COVID-19 isn’t the first infectious disease where novel approaches have been needed to solve issues of access globally. Another example is HIV. This has affected countries round the globe, with severe impact in low and middle-income countries. UNAIDS, WHO, Boehringer Ingelheim, BMS, Roche, GSK and MSD partnered in the Accelerating Access initiative which applied preferential pricing to ARVs, opening the door to improving access in developing countries. Another mechanism to improve access is voluntary licensing agreements whereby a patent holder grants a license over product patents in certain countries to generic manufacturers, enabling development of generic versions in resource-limited settings. By 2006, 28% of those in need in sub-Saharan Africa received treatment, compared to just two percent in 2003; 2007 saw a 54% increase in the number of people in LMICs receiving antiretroviral therapy, but there is a need for continued progress.15

Statement on COVID Vaccines

The way forward

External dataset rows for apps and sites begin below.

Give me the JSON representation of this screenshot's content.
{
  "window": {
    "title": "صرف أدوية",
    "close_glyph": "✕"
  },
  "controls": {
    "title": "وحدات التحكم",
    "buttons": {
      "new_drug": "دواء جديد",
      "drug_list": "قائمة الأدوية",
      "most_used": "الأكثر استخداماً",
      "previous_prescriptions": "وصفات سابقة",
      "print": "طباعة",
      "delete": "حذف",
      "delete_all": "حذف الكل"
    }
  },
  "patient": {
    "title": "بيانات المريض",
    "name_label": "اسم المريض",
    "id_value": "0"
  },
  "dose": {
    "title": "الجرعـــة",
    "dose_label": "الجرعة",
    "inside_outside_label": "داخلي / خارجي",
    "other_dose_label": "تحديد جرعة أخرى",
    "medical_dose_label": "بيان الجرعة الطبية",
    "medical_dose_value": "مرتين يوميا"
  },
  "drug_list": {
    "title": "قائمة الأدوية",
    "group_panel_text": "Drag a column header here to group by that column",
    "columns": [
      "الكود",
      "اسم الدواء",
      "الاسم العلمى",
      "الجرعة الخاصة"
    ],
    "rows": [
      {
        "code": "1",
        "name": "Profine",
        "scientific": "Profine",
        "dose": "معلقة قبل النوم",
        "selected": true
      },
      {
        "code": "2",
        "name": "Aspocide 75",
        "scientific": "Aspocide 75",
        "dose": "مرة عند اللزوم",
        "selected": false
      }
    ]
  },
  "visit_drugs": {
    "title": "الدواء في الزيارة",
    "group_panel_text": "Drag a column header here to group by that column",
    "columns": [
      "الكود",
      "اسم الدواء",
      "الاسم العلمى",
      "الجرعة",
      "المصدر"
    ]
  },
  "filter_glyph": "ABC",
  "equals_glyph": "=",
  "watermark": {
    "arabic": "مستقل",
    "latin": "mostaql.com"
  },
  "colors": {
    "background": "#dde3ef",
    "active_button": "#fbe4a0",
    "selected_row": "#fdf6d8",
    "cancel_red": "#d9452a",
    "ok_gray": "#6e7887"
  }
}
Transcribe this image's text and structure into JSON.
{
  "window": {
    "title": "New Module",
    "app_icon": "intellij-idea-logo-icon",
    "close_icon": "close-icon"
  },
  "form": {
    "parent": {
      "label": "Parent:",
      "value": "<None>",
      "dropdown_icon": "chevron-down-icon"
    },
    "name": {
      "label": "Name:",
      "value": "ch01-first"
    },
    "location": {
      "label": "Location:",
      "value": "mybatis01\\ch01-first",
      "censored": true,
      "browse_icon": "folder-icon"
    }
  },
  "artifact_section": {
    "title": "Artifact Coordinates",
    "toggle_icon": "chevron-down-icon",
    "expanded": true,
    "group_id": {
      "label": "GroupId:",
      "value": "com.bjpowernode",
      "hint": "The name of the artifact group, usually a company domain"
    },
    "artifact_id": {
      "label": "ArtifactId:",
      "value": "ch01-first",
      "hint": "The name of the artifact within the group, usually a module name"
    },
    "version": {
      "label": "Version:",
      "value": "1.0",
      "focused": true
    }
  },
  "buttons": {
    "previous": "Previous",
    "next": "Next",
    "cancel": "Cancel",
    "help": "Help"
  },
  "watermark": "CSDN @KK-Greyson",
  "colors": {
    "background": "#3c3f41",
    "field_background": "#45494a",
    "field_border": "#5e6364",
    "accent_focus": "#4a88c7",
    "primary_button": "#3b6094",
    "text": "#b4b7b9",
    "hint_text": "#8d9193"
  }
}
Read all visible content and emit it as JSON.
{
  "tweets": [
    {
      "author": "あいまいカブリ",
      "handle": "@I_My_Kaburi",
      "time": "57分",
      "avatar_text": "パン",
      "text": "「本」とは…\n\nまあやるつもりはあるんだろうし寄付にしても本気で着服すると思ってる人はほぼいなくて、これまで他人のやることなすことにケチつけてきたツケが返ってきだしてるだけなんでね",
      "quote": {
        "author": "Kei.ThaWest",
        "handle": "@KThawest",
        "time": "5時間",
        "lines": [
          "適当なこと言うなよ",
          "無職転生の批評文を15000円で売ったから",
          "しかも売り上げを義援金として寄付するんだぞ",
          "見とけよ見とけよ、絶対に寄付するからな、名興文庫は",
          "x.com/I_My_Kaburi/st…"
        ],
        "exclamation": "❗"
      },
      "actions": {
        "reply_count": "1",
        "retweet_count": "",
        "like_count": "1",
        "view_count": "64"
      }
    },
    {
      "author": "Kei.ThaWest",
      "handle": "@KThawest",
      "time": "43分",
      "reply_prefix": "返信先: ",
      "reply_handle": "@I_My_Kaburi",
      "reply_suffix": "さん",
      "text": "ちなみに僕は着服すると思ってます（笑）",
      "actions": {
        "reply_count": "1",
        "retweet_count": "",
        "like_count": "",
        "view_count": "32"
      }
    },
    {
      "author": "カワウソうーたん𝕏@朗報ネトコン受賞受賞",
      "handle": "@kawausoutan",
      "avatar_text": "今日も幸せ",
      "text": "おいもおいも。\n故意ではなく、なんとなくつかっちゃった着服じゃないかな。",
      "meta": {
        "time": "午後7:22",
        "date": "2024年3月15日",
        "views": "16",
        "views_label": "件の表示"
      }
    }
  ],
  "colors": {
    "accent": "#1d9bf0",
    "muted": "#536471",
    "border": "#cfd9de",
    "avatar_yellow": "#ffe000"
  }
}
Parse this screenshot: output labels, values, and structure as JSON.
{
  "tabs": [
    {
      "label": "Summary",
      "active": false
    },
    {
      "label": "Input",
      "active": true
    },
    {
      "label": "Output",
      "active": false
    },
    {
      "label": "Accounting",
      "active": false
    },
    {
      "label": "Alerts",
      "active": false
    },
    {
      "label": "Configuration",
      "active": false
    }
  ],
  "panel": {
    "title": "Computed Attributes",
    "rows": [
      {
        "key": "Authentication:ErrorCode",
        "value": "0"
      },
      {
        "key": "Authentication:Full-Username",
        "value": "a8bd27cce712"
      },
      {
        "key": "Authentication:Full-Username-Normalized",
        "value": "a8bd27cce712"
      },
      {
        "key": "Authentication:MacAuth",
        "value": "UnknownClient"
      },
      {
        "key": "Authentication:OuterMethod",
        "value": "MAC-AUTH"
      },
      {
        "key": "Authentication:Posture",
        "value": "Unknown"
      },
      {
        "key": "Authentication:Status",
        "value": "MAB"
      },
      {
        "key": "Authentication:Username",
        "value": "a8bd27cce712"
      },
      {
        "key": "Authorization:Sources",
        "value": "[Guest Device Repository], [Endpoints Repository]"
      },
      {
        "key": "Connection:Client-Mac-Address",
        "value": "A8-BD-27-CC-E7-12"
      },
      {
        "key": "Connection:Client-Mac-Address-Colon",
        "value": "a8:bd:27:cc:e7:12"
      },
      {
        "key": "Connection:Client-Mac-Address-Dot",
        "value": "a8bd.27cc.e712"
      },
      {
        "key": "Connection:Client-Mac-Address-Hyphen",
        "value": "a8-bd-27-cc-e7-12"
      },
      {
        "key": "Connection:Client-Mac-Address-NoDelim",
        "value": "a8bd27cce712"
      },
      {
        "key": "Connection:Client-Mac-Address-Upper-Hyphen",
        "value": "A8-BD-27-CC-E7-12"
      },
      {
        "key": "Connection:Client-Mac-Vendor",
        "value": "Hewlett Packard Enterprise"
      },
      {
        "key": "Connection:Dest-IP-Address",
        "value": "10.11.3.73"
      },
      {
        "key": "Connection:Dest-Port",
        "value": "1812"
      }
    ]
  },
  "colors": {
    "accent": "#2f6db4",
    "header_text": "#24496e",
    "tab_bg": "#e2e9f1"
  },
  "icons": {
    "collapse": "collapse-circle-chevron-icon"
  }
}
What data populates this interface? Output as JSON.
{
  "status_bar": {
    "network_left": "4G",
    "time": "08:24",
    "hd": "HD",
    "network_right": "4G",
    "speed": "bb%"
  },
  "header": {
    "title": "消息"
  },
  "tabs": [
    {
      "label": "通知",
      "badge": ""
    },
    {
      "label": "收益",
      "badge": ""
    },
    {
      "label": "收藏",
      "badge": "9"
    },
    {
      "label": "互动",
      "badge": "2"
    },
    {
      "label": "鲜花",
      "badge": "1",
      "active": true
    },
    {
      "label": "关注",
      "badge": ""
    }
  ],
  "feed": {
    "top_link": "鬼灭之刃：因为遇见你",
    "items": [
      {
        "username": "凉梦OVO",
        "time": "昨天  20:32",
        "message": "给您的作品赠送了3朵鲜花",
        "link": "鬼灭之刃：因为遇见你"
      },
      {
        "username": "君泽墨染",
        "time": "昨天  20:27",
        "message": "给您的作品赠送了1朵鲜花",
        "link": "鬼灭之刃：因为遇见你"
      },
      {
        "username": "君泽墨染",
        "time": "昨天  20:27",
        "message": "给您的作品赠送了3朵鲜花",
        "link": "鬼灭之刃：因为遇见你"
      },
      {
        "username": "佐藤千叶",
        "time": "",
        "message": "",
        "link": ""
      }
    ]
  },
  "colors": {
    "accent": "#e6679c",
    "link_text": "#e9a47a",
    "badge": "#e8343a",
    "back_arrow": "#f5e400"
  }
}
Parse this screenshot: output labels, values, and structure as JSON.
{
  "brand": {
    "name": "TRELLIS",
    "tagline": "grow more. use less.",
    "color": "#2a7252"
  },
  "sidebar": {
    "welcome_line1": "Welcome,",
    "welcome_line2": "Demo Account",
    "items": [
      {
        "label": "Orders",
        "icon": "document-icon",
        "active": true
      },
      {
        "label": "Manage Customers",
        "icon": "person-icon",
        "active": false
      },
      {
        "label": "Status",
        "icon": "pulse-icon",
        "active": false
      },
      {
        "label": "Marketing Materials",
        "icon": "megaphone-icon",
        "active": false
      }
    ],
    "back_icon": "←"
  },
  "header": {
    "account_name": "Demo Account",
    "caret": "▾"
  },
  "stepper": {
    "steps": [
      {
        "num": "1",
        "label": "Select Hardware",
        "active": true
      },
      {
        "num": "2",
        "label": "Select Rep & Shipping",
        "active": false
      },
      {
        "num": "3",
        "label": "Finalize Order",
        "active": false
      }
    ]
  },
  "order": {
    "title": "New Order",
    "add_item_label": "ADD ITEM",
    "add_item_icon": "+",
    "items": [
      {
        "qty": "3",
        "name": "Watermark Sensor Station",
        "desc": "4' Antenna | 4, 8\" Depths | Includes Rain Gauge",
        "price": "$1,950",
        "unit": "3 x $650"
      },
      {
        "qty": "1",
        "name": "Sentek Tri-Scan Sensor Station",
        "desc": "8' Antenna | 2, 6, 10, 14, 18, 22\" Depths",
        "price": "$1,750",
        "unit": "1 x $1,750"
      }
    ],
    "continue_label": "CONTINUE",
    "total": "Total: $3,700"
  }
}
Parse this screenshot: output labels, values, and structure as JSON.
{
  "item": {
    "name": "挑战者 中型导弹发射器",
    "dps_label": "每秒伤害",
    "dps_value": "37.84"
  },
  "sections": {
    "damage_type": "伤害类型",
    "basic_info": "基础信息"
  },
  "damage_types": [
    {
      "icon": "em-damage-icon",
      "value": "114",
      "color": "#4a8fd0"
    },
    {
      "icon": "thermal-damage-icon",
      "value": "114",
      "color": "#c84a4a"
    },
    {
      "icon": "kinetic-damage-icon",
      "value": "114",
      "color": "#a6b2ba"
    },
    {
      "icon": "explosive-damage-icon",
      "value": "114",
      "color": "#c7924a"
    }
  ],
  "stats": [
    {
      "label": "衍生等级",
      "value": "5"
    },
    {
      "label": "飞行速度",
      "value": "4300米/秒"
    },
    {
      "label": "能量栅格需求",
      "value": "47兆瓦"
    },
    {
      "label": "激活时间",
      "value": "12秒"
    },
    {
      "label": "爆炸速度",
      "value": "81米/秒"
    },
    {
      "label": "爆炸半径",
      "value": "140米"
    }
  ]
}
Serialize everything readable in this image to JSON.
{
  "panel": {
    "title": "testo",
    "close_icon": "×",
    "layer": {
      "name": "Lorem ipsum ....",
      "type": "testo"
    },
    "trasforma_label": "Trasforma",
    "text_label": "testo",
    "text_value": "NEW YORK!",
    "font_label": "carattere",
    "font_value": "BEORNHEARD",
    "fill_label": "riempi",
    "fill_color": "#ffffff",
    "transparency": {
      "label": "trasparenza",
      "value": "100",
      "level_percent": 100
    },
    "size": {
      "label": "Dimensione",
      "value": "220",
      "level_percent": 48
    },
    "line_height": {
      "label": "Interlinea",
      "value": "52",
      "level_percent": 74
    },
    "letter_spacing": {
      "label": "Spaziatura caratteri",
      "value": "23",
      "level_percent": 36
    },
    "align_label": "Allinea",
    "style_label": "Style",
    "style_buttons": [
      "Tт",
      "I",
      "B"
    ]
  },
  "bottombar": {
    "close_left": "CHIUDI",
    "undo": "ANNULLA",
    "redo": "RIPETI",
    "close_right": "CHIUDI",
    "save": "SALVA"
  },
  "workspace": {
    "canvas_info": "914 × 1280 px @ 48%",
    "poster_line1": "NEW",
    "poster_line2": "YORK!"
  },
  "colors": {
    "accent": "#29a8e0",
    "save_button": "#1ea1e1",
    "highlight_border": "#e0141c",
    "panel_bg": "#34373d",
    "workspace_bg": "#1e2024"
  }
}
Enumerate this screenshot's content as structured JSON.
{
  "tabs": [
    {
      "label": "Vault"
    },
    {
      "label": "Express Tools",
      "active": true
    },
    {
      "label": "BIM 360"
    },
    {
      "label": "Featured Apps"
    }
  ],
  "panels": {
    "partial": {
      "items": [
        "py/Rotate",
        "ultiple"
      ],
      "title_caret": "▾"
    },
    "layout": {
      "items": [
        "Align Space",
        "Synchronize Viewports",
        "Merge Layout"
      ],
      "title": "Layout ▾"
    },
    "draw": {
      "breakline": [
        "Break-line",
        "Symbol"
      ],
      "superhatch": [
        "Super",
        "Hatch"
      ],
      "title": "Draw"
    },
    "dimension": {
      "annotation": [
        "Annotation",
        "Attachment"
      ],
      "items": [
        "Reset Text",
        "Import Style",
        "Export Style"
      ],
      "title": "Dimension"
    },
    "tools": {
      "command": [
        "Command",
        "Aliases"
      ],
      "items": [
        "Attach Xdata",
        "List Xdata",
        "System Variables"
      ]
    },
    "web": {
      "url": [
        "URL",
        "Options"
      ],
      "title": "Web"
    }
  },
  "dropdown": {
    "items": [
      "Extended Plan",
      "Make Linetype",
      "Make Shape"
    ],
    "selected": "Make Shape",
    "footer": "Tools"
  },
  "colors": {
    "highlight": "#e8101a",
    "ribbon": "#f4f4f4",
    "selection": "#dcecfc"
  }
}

FPM believes that new collaborations are essential to increase supply without compromising safety and quality. One example of a collaboration is COVAX, the vaccines pillar of the Access to COVID-19 Tools (ACT) Accelerator which is a global collaboration to accelerate the development, production, and equitable access to COVID-19 tests, treatments, and vaccines. COVAX is co-led by Gavi (the Vaccine Alliance), the Coalition for Epidemic Preparedness Innovations (CEPI) and WHO.16

The aim of COVAX is to accelerate the development and manufacture of COVID-19 vaccines, and to guarantee fair and equitable access for every country in the world, aiming to have 2 billion doses available by the end of 2021, which should be enough to protect high risk and vulnerable people, as well as frontline healthcare workers. Gavi has created the COVAX Facility through which self-financing economies and funded economies can participate. This also contains a separate funding mechanism, the Gavi COVAX Advance Market Commitment (AMC), which will support access to COVID-19 vaccines for lower-income economies. Combined, these allow the participation of all countries, regardless of ability to pay.17

The need to supply vaccines urgently is a complex situation and whilst there is much attention on the role of IP, there are many factors that need to be considered. FPM urges governments, industry and regulators to collaborate to find solutions to ensure supply as soon as soon as possible. This is important not only for COVID-19 but also to protect the world against future emerging infections.

This statement has been prepared by FPM and is supported by IFAPP.